Kuzmin’s hand was on the telephone and he was just about to ring up his old college friend Burye and ask him what it meant to start seeing sparrows at sixty, especially if they made your head spin at the same time.
Meanwhile the sparrow had perched on his presentation inkstand, fouled it, then flew up, hung in the air and dived with shattering force at a photograph showing the whole class of ’94 on graduation day, smashing the glass to smithereens. The bird then wheeled smartly and flew out of the window.
The professor changed his mind and instead of ringing up Burye dialled the number of the Leech Bureau and asked them to send a leech to his house at once. Replacing the receiver on the rest, the professor turned back to his desk and let out a wail. On the far side of the desk sat a woman in nurse’s uniform with a bag marked ‘ Leeches ‘. The sight of her mouth made the professor groan again–it was a wide, crooked, man’s mouth with a fang sticking out of it. The nurse’s eyes seemed completely dead.
‘I’ll take the money,’ said the nurse, ‘ it’s no good to you now.’ She grasped the labels with a bird-like claw and began to melt into the air.
Two hours passed. Professor Kuzmin was sitting up in bed with leeches dangling from his temples, his ears and his neck. At his feet on the buttoned quilt sat the grey-haired Professor Burye, gazing sympathetically at Kuzmin and comforting him by assuring him that it was all nonsense. Outside it was night.

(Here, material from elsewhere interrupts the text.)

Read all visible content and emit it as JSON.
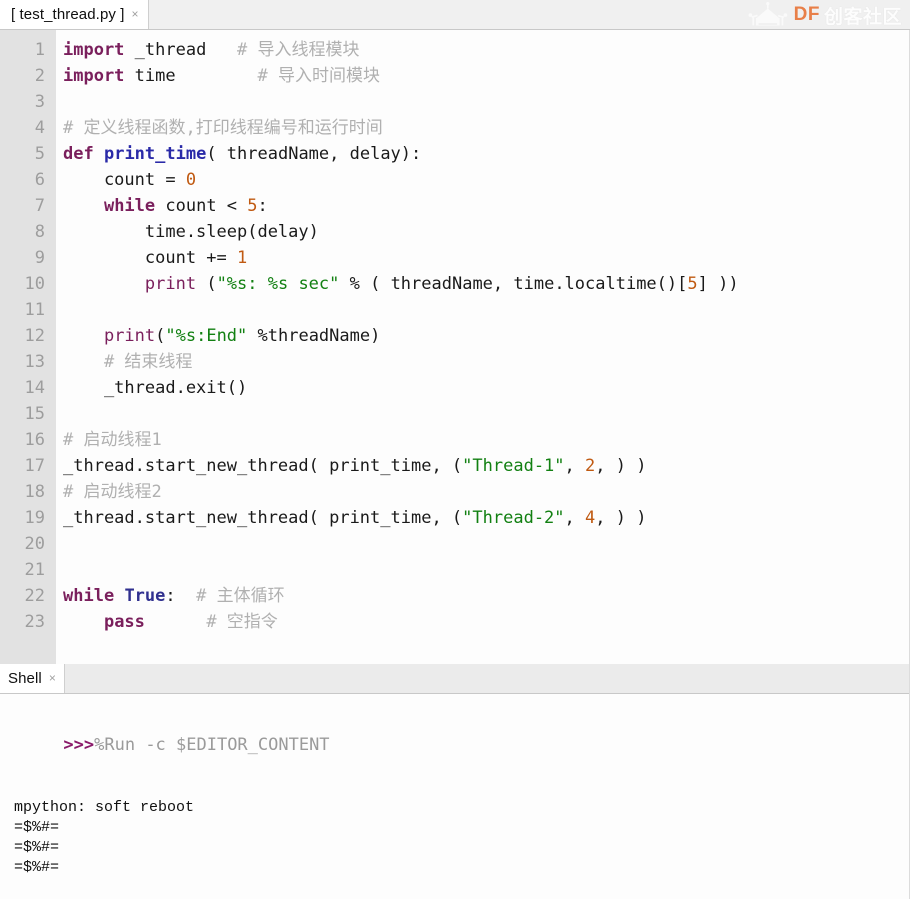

We do not know what other marvels happened in Moscow that night and we shall not, of course, try to find out–especially as the time is approaching to move into the second half of this true story. Follow me, reader!